BEGIN Extracted entries

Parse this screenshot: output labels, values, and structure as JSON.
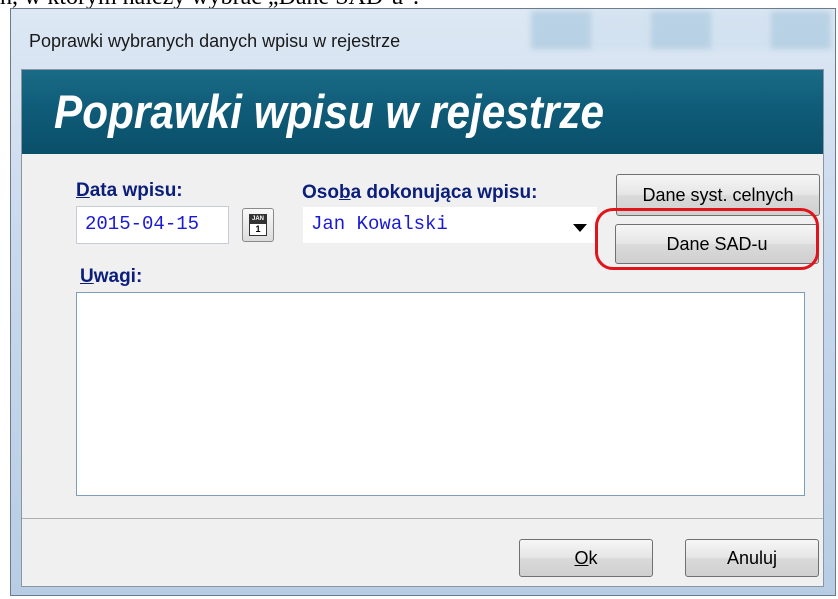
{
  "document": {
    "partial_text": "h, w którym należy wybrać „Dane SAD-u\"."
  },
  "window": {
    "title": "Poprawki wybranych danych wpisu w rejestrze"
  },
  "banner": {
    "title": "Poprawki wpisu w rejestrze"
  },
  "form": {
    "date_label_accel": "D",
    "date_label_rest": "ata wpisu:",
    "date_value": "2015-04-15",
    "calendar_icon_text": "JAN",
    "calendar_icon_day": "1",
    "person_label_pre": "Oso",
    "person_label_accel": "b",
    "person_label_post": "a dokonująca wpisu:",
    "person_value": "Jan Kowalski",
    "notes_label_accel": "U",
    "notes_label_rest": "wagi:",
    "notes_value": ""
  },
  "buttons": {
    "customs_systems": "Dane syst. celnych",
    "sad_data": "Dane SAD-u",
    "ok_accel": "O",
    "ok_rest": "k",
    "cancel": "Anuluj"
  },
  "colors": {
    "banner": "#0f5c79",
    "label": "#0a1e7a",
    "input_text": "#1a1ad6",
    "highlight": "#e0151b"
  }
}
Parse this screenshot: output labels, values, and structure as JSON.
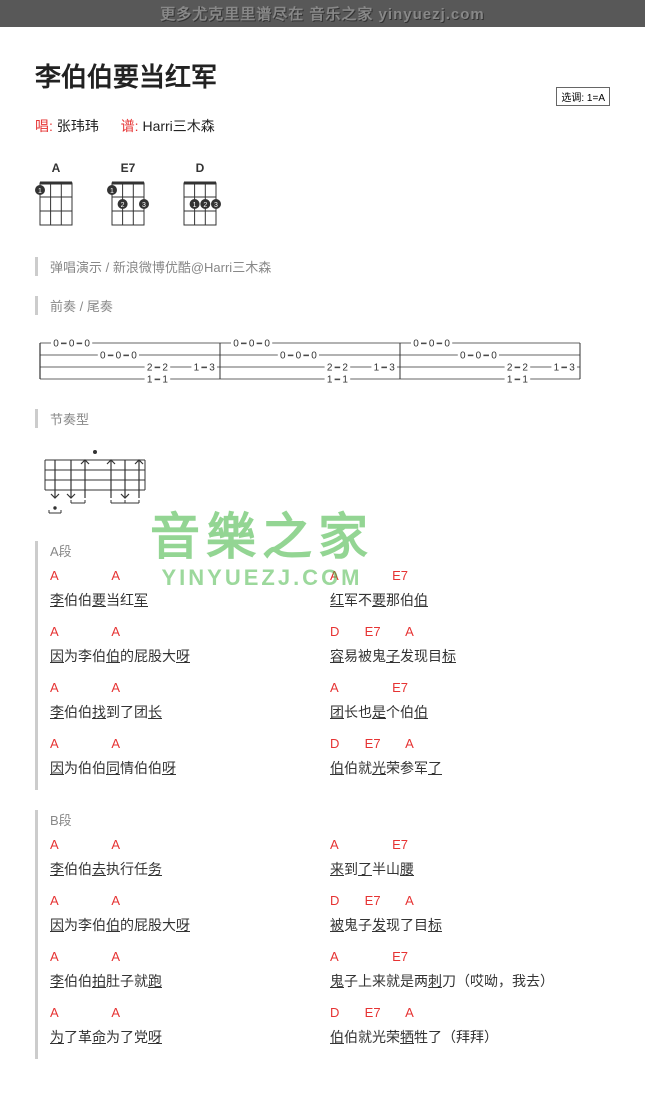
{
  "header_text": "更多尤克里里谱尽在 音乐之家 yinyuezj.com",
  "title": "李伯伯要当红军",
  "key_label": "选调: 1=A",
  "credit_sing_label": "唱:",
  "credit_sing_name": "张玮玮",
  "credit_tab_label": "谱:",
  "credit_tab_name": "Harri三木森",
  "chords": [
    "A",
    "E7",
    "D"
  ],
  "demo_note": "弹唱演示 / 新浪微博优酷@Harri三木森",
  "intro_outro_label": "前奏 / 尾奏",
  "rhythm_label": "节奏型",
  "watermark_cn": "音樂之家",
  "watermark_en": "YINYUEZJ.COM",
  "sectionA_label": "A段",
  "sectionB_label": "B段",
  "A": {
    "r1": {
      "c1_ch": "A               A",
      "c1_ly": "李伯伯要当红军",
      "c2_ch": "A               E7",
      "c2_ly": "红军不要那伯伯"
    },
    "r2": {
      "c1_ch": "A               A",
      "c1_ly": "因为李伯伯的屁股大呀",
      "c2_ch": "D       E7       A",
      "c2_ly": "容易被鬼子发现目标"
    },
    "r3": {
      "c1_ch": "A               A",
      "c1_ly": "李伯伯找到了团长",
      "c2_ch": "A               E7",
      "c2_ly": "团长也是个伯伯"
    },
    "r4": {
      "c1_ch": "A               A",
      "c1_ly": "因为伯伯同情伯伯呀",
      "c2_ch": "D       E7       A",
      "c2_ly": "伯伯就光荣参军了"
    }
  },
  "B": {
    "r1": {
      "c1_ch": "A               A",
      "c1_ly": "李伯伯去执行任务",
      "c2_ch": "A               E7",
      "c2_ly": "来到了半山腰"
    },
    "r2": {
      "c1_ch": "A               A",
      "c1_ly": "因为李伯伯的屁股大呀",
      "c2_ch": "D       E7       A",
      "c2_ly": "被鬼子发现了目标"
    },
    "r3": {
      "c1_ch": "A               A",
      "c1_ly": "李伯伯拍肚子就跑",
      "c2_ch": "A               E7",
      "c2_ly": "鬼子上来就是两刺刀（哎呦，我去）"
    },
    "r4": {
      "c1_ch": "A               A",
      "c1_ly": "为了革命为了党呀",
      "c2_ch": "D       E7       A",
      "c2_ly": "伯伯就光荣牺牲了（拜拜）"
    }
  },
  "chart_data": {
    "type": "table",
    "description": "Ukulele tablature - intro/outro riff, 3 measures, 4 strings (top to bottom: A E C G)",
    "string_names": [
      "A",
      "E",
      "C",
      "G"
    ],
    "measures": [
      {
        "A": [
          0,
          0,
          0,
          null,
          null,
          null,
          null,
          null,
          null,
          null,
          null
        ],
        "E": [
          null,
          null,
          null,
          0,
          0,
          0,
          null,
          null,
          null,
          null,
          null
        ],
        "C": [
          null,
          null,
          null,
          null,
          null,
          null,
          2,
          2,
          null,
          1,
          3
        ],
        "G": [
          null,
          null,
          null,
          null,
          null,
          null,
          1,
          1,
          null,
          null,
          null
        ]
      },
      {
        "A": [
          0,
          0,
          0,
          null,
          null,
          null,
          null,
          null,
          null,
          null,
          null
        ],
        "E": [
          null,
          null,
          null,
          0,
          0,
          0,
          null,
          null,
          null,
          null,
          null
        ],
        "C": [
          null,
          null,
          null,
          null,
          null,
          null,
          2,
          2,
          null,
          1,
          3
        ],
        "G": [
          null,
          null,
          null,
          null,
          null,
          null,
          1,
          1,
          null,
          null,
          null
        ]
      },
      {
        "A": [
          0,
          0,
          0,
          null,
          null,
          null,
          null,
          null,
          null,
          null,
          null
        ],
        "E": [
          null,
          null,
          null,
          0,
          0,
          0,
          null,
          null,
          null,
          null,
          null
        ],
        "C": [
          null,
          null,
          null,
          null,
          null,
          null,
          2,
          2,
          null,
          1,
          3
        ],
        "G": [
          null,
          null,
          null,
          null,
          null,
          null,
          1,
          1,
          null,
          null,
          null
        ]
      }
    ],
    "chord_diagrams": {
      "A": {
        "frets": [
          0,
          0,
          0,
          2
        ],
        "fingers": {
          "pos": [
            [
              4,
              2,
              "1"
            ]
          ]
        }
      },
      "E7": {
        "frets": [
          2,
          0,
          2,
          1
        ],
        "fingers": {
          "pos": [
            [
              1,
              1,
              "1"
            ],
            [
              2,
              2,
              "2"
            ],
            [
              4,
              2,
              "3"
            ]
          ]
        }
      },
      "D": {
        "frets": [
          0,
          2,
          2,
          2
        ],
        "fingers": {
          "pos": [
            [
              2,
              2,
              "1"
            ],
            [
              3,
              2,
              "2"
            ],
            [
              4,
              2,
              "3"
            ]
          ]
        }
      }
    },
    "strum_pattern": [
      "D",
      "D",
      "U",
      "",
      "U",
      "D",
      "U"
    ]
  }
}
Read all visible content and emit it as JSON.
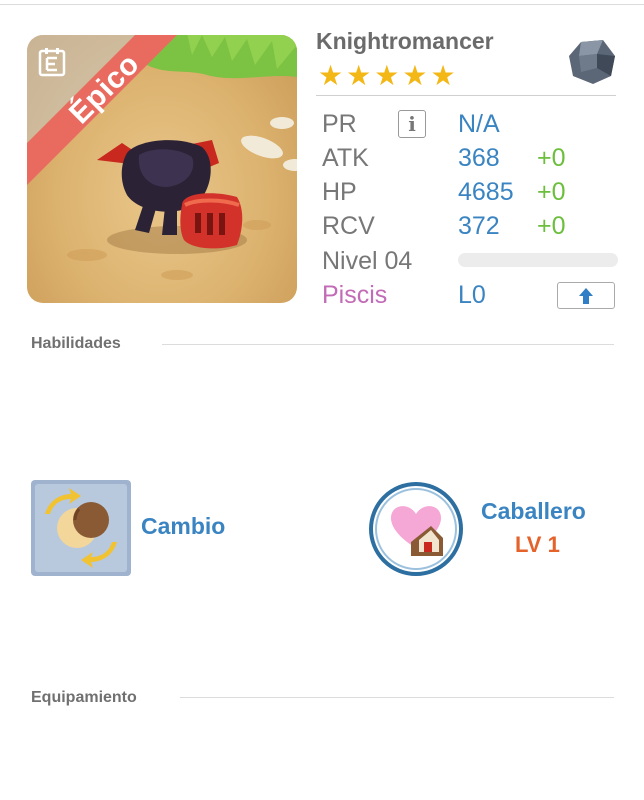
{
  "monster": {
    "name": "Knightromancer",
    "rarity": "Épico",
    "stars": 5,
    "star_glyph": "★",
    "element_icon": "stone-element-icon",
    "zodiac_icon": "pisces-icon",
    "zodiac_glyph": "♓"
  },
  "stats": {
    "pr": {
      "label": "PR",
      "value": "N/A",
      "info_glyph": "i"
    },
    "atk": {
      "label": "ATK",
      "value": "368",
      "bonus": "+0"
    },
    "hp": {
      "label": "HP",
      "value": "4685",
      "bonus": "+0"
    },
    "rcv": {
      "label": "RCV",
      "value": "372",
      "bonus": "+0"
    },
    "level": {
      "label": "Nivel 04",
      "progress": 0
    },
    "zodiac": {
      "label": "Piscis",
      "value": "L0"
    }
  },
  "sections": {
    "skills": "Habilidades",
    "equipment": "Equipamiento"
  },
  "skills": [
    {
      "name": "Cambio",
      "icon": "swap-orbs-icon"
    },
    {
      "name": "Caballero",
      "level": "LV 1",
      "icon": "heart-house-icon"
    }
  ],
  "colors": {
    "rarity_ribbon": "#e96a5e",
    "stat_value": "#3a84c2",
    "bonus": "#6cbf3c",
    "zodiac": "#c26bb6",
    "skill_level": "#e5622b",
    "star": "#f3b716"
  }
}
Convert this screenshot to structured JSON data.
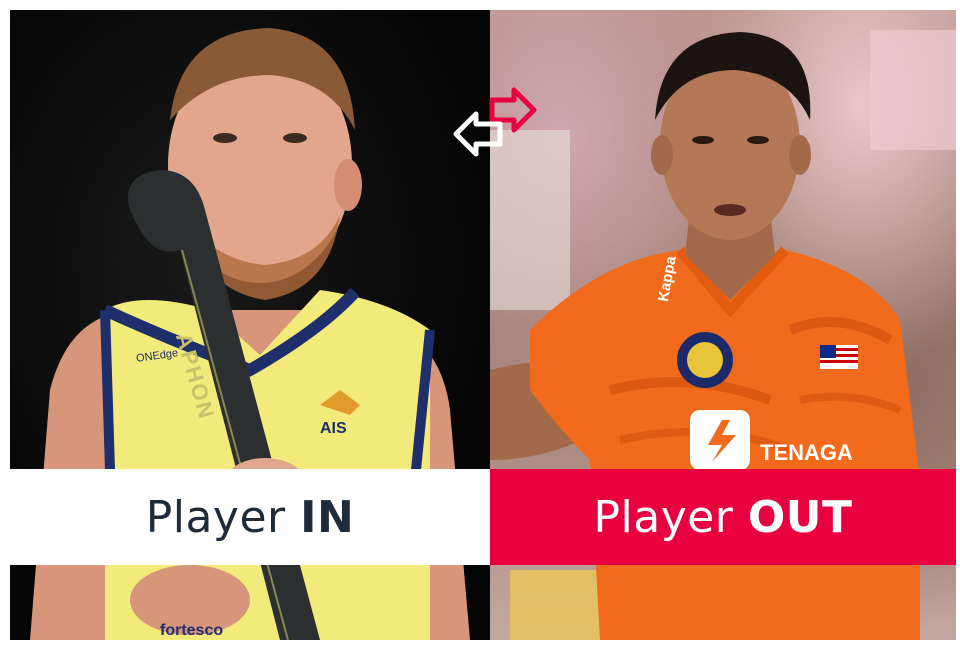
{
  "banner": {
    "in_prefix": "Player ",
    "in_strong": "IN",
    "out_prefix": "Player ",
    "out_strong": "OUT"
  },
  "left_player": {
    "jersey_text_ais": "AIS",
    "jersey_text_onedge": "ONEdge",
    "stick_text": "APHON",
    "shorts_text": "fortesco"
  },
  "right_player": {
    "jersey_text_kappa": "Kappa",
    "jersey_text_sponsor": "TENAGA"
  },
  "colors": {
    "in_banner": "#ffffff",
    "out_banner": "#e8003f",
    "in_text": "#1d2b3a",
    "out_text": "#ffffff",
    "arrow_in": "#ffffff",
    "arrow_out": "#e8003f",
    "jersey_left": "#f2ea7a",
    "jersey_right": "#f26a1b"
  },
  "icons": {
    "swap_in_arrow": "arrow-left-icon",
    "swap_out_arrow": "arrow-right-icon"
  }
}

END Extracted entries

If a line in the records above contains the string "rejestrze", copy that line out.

- [Response to the exercise]
    "title": "Poprawki wybranych danych wpisu w rejestrze"
    "title": "Poprawki wpisu w rejestrze"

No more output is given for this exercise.